* [Available records]
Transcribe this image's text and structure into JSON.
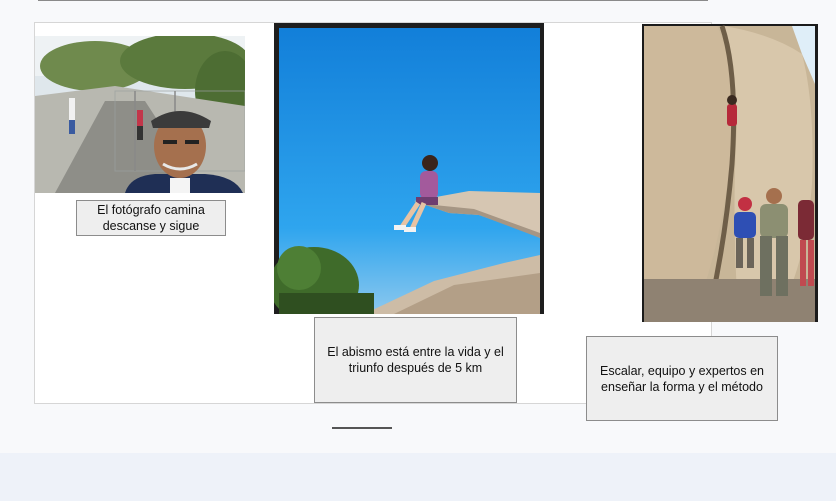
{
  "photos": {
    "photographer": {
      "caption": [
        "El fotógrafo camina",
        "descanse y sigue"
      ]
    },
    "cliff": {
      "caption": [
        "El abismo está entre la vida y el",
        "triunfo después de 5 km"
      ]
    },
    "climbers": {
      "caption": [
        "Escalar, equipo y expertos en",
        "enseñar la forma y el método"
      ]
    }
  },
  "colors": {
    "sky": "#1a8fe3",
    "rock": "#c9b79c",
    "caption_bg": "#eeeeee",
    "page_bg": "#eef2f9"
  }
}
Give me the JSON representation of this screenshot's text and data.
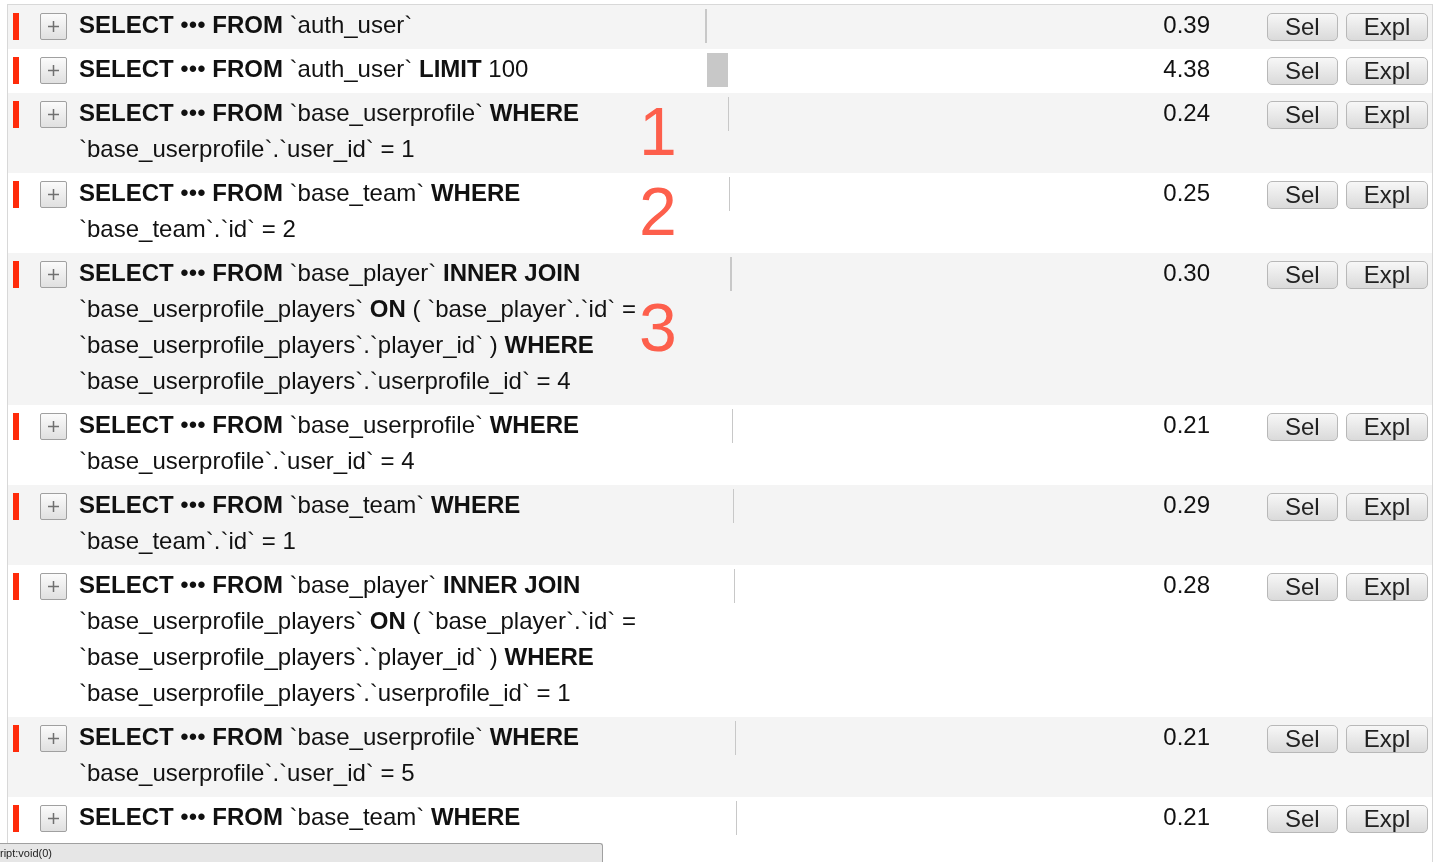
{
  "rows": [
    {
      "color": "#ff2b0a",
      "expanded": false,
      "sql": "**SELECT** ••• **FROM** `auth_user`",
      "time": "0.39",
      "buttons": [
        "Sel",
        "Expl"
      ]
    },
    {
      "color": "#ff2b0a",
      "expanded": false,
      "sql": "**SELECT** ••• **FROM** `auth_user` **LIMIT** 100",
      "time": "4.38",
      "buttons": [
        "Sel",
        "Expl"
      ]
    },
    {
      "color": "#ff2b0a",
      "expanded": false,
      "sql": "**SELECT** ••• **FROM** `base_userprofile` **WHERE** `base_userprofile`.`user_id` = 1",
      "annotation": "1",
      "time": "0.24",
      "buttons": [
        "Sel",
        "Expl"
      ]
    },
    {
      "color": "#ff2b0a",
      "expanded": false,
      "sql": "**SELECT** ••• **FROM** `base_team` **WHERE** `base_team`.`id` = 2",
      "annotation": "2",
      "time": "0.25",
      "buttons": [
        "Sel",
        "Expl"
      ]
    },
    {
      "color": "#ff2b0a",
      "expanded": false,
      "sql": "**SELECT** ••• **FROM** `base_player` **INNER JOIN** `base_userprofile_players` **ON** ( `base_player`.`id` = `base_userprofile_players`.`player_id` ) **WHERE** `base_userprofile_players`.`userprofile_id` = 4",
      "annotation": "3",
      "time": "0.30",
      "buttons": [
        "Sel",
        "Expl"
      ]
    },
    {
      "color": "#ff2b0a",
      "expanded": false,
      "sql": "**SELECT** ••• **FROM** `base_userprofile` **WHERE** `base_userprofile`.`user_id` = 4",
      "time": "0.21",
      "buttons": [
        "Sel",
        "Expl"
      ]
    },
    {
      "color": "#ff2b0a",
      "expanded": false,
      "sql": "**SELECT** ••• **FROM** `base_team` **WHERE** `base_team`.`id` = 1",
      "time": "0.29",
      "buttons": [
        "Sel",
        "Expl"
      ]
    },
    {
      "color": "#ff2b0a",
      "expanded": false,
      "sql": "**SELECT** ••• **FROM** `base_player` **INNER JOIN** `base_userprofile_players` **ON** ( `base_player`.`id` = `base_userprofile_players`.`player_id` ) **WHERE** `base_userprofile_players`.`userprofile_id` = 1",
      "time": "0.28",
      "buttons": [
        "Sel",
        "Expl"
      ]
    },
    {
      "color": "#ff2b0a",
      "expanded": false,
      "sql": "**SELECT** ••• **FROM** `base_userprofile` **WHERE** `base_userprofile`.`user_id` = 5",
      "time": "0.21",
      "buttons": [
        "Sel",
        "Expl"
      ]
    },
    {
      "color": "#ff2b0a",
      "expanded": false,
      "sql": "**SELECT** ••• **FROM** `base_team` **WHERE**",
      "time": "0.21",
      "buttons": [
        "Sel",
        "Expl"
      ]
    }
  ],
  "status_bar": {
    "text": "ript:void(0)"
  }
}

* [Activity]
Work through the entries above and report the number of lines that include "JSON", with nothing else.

* [Result of the task]
2